BEGIN

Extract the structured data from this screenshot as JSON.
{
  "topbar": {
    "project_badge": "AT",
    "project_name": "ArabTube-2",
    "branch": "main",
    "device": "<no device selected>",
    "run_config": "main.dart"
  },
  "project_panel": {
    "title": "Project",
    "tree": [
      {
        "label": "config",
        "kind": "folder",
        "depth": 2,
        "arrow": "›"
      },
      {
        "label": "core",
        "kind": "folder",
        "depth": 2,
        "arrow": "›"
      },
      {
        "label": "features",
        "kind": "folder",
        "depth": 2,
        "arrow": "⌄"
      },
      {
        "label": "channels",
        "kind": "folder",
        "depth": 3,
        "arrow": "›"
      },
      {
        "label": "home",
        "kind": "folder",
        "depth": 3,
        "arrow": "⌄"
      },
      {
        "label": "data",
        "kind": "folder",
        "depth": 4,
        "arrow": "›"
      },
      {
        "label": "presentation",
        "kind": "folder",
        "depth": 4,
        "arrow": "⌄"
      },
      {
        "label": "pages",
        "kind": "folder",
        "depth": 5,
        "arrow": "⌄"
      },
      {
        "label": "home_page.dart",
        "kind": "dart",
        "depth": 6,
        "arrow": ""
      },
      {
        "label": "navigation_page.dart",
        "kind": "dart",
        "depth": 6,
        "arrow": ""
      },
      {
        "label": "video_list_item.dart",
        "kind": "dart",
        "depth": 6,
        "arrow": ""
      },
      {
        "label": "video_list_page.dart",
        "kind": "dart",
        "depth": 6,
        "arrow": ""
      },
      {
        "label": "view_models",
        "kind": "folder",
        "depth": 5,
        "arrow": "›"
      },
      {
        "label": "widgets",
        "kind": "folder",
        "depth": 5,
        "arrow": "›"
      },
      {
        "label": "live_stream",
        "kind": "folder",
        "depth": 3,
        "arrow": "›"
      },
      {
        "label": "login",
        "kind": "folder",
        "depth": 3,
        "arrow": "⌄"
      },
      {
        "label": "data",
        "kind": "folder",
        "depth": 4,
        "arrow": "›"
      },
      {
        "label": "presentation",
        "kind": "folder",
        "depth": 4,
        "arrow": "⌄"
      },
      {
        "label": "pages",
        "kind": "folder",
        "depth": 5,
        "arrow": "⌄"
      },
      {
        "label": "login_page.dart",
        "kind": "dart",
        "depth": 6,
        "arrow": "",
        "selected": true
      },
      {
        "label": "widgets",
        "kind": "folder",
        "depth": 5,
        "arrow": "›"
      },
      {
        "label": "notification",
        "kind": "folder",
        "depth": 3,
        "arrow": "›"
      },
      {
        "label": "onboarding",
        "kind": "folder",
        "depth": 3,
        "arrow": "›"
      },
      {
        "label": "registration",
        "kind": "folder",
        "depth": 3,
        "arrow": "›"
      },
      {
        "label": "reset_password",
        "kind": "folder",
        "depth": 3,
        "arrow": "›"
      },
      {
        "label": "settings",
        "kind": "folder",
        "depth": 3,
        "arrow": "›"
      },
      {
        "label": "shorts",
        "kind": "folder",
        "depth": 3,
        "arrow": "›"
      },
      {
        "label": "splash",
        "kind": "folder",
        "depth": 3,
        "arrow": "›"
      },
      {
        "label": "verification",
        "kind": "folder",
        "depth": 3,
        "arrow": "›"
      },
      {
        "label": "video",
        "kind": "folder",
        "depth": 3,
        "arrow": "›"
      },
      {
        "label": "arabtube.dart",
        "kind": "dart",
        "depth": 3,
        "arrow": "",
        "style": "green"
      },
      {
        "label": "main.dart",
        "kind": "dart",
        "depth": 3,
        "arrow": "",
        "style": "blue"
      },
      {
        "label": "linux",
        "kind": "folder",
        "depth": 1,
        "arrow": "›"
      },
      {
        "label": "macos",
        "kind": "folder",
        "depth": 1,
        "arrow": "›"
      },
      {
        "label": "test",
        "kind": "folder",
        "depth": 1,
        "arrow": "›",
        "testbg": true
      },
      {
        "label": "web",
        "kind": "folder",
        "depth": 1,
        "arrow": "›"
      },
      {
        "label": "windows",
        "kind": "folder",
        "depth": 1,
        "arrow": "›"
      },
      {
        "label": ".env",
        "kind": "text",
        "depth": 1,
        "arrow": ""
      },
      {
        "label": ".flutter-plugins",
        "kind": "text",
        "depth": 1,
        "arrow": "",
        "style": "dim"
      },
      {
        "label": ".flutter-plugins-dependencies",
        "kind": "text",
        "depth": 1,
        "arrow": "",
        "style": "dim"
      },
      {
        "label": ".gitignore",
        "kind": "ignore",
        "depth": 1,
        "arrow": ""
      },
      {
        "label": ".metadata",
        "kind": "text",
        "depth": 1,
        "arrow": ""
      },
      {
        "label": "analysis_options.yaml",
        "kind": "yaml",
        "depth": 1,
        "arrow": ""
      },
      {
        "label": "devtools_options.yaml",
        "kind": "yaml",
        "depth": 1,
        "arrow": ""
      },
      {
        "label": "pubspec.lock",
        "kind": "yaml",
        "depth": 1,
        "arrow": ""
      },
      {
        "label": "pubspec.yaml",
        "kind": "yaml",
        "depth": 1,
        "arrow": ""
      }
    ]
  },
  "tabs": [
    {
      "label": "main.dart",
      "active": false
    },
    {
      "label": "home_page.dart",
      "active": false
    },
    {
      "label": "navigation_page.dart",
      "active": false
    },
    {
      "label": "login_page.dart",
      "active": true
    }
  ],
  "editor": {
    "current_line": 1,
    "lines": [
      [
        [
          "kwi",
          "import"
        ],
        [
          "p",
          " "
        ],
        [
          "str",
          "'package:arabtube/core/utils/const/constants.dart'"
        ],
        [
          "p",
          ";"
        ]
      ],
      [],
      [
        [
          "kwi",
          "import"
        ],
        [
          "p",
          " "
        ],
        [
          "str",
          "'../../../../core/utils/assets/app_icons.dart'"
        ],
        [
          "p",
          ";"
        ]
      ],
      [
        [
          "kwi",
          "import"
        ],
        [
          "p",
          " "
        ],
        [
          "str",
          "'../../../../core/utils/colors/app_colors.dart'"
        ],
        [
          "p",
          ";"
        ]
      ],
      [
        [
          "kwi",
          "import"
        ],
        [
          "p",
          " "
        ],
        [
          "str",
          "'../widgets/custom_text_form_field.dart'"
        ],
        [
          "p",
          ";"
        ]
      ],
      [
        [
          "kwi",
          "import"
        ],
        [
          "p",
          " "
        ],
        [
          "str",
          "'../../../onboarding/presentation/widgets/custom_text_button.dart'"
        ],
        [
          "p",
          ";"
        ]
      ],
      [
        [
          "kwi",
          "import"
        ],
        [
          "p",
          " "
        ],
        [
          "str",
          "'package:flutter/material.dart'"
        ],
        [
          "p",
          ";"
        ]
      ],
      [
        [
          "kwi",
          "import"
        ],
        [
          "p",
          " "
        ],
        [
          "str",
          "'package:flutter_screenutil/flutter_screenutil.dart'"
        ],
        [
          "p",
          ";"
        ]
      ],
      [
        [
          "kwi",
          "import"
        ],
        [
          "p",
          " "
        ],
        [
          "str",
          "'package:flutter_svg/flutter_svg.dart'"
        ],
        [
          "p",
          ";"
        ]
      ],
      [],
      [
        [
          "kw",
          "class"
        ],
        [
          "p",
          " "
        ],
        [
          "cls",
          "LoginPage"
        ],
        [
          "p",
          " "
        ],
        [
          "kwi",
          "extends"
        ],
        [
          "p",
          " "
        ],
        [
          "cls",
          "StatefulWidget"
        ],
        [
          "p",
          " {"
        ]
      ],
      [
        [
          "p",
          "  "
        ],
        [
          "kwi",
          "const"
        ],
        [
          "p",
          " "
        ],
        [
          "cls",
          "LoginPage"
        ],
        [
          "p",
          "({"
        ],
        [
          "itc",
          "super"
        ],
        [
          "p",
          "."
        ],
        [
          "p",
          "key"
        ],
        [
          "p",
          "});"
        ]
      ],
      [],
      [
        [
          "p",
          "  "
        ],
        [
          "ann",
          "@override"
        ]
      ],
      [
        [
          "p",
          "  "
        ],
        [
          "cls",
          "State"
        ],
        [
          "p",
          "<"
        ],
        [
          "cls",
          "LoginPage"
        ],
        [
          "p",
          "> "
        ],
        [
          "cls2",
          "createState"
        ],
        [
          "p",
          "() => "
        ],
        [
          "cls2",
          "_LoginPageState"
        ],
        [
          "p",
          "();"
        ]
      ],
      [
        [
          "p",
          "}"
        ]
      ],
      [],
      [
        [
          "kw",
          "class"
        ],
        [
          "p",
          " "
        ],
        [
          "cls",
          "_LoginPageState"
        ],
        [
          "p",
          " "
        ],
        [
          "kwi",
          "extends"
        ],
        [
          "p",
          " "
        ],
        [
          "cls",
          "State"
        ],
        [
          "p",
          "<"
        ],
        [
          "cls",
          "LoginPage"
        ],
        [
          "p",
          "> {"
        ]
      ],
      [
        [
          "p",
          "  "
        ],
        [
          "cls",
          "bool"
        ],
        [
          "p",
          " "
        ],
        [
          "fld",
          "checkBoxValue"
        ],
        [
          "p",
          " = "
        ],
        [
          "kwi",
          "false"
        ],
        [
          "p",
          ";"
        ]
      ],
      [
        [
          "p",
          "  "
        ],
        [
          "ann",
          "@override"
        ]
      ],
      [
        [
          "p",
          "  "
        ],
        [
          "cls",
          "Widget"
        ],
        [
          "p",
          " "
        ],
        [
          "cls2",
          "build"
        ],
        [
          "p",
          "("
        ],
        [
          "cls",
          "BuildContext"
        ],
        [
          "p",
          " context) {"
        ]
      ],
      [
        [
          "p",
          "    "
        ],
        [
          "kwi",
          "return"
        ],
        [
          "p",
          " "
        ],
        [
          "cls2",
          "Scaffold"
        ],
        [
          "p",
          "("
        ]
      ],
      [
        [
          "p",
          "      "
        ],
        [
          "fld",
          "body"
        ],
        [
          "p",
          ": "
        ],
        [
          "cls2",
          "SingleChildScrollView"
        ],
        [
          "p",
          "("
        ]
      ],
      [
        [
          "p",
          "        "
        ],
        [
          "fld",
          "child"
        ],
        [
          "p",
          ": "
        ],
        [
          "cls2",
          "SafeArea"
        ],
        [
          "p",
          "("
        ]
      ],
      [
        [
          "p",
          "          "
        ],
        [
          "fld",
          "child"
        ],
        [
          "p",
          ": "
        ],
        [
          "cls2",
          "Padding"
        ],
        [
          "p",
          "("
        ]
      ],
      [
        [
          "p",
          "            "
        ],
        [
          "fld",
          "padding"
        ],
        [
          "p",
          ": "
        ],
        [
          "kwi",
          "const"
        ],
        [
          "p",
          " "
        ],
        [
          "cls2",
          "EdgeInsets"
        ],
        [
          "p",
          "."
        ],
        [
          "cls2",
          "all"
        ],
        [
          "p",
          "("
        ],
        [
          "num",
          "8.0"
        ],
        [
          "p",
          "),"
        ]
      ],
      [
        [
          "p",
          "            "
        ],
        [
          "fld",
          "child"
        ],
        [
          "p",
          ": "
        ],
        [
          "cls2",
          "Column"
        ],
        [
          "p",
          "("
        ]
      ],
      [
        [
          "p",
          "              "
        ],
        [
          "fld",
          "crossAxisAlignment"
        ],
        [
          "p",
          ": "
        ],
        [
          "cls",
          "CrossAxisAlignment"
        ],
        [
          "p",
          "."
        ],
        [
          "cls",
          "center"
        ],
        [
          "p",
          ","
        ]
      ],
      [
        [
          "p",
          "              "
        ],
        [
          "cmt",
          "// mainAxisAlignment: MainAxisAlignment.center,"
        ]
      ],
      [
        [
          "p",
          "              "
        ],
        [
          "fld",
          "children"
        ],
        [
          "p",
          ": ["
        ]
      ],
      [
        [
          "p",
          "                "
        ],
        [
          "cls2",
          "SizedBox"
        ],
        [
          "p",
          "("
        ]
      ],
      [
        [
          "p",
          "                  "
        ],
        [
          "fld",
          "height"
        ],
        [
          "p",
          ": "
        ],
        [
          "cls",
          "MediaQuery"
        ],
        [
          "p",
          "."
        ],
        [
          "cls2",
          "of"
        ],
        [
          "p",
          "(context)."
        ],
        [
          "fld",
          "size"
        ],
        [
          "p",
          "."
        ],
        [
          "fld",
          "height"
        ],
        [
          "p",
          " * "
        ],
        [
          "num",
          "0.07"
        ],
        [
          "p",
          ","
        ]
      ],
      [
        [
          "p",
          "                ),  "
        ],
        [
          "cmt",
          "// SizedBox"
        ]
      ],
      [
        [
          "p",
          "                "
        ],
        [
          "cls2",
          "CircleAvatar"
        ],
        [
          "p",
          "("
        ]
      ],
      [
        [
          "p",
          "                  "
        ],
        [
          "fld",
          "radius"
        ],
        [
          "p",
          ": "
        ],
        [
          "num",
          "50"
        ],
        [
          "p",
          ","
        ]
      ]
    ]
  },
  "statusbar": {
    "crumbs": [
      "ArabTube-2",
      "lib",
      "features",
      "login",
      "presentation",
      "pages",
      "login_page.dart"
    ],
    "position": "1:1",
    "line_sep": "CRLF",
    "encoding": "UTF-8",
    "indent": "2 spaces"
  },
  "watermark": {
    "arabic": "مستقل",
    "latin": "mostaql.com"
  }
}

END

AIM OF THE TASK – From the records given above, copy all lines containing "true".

THE COMPLETED TASK –
        "selected": true
        "testbg": true
      "active": true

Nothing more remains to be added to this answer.